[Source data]

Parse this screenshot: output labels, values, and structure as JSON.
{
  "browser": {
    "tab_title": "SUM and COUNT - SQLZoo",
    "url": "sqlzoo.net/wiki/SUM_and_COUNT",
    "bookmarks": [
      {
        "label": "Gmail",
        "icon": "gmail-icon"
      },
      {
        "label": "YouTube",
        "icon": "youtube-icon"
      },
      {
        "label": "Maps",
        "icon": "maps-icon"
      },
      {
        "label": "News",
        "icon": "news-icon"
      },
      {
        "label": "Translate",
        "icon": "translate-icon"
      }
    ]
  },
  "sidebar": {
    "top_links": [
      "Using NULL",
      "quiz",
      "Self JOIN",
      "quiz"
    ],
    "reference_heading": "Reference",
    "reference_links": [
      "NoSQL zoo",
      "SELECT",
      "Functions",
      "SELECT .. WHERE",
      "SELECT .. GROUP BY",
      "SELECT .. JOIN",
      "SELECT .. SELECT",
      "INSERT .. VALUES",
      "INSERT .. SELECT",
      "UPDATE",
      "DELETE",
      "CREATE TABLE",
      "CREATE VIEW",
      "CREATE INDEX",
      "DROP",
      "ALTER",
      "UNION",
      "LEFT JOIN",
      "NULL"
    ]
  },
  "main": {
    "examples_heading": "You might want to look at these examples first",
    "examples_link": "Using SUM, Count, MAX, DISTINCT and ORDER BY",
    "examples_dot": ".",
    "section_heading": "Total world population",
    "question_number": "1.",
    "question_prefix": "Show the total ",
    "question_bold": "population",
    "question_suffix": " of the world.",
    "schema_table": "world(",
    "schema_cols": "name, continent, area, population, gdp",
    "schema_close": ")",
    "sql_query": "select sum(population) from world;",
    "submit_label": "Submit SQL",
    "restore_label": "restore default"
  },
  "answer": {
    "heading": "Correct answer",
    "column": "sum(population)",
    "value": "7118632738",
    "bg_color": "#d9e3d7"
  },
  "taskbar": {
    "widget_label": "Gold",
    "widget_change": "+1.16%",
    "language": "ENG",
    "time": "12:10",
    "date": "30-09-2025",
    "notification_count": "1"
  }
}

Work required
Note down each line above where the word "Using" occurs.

Task output
      "Using NULL",
    "examples_link": "Using SUM, Count, MAX, DISTINCT and ORDER BY",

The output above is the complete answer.